• **Work order**: Precise copying is required. Return the data below in full.

(Entries taken from a collection)
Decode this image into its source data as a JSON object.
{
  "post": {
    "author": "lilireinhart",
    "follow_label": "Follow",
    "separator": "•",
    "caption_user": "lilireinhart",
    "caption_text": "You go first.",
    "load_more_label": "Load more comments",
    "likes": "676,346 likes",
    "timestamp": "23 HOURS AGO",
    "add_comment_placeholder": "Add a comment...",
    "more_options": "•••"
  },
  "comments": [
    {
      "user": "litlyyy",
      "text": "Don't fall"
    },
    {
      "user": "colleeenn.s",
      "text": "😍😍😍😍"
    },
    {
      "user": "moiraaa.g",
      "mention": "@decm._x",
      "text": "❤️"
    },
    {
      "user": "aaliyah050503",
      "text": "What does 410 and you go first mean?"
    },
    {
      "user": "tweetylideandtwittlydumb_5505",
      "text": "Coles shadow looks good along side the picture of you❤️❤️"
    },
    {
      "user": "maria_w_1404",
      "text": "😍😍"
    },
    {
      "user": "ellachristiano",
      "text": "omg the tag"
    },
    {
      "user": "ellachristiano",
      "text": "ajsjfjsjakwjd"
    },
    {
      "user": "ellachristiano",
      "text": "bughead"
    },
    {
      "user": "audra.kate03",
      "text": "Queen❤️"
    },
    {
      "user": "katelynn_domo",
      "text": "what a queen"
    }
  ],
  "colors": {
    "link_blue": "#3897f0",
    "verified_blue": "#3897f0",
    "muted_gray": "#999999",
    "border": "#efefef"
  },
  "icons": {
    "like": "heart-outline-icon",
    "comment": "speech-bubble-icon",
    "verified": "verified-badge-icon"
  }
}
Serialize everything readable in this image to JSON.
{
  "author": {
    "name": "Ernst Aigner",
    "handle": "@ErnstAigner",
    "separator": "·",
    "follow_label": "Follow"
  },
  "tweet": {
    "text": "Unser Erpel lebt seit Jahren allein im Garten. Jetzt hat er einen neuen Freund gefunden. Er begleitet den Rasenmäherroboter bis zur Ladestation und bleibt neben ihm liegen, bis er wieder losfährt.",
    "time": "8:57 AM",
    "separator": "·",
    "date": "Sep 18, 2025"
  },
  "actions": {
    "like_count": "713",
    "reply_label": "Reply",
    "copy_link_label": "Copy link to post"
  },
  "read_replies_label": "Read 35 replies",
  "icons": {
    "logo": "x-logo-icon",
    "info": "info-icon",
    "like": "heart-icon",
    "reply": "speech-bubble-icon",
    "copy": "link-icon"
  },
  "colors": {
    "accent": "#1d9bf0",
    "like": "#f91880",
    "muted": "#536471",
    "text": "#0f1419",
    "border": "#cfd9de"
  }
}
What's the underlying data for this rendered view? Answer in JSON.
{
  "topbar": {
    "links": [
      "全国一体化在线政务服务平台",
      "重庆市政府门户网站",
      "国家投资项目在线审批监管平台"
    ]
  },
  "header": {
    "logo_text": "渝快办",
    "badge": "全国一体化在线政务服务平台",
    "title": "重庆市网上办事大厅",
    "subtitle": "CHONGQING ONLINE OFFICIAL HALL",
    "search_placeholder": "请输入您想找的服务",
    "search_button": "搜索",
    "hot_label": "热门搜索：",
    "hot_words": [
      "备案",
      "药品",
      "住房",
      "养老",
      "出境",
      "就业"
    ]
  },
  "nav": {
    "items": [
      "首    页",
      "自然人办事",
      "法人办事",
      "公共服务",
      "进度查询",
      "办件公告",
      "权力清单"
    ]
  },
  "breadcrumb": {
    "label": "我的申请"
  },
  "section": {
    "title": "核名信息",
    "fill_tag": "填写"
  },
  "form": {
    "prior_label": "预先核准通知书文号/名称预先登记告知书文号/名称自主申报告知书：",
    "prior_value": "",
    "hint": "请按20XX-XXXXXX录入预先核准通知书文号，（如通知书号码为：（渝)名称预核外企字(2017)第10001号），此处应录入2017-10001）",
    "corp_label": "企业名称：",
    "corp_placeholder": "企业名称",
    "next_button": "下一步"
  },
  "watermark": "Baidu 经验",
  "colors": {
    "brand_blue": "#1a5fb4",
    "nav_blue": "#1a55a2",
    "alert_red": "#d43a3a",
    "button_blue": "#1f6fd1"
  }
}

• **Result of the exercise**:
Decode this image into its source data as a JSON object.
{
  "post": {
    "author": "lilireinhart",
    "follow_label": "Follow",
    "separator": "•",
    "caption_user": "lilireinhart",
    "caption_text": "You go first.",
    "load_more_label": "Load more comments",
    "likes": "676,346 likes",
    "timestamp": "23 HOURS AGO",
    "add_comment_placeholder": "Add a comment...",
    "more_options": "•••"
  },
  "comments": [
    {
      "user": "litlyyy",
      "text": "Don't fall"
    },
    {
      "user": "colleeenn.s",
      "text": "😍😍😍😍"
    },
    {
      "user": "moiraaa.g",
      "mention": "@decm._x",
      "text": "❤️"
    },
    {
      "user": "aaliyah050503",
      "text": "What does 410 and you go first mean?"
    },
    {
      "user": "tweetylideandtwittlydumb_5505",
      "text": "Coles shadow looks good along side the picture of you❤️❤️"
    },
    {
      "user": "maria_w_1404",
      "text": "😍😍"
    },
    {
      "user": "ellachristiano",
      "text": "omg the tag"
    },
    {
      "user": "ellachristiano",
      "text": "ajsjfjsjakwjd"
    },
    {
      "user": "ellachristiano",
      "text": "bughead"
    },
    {
      "user": "audra.kate03",
      "text": "Queen❤️"
    },
    {
      "user": "katelynn_domo",
      "text": "what a queen"
    }
  ],
  "colors": {
    "link_blue": "#3897f0",
    "verified_blue": "#3897f0",
    "muted_gray": "#999999",
    "border": "#efefef"
  },
  "icons": {
    "like": "heart-outline-icon",
    "comment": "speech-bubble-icon",
    "verified": "verified-badge-icon"
  }
}
Serialize everything readable in this image to JSON.
{
  "author": {
    "name": "Ernst Aigner",
    "handle": "@ErnstAigner",
    "separator": "·",
    "follow_label": "Follow"
  },
  "tweet": {
    "text": "Unser Erpel lebt seit Jahren allein im Garten. Jetzt hat er einen neuen Freund gefunden. Er begleitet den Rasenmäherroboter bis zur Ladestation und bleibt neben ihm liegen, bis er wieder losfährt.",
    "time": "8:57 AM",
    "separator": "·",
    "date": "Sep 18, 2025"
  },
  "actions": {
    "like_count": "713",
    "reply_label": "Reply",
    "copy_link_label": "Copy link to post"
  },
  "read_replies_label": "Read 35 replies",
  "icons": {
    "logo": "x-logo-icon",
    "info": "info-icon",
    "like": "heart-icon",
    "reply": "speech-bubble-icon",
    "copy": "link-icon"
  },
  "colors": {
    "accent": "#1d9bf0",
    "like": "#f91880",
    "muted": "#536471",
    "text": "#0f1419",
    "border": "#cfd9de"
  }
}
What's the underlying data for this rendered view? Answer in JSON.
{
  "topbar": {
    "links": [
      "全国一体化在线政务服务平台",
      "重庆市政府门户网站",
      "国家投资项目在线审批监管平台"
    ]
  },
  "header": {
    "logo_text": "渝快办",
    "badge": "全国一体化在线政务服务平台",
    "title": "重庆市网上办事大厅",
    "subtitle": "CHONGQING ONLINE OFFICIAL HALL",
    "search_placeholder": "请输入您想找的服务",
    "search_button": "搜索",
    "hot_label": "热门搜索：",
    "hot_words": [
      "备案",
      "药品",
      "住房",
      "养老",
      "出境",
      "就业"
    ]
  },
  "nav": {
    "items": [
      "首    页",
      "自然人办事",
      "法人办事",
      "公共服务",
      "进度查询",
      "办件公告",
      "权力清单"
    ]
  },
  "breadcrumb": {
    "label": "我的申请"
  },
  "section": {
    "title": "核名信息",
    "fill_tag": "填写"
  },
  "form": {
    "prior_label": "预先核准通知书文号/名称预先登记告知书文号/名称自主申报告知书：",
    "prior_value": "",
    "hint": "请按20XX-XXXXXX录入预先核准通知书文号，（如通知书号码为：（渝)名称预核外企字(2017)第10001号），此处应录入2017-10001）",
    "corp_label": "企业名称：",
    "corp_placeholder": "企业名称",
    "next_button": "下一步"
  },
  "watermark": "Baidu 经验",
  "colors": {
    "brand_blue": "#1a5fb4",
    "nav_blue": "#1a55a2",
    "alert_red": "#d43a3a",
    "button_blue": "#1f6fd1"
  }
}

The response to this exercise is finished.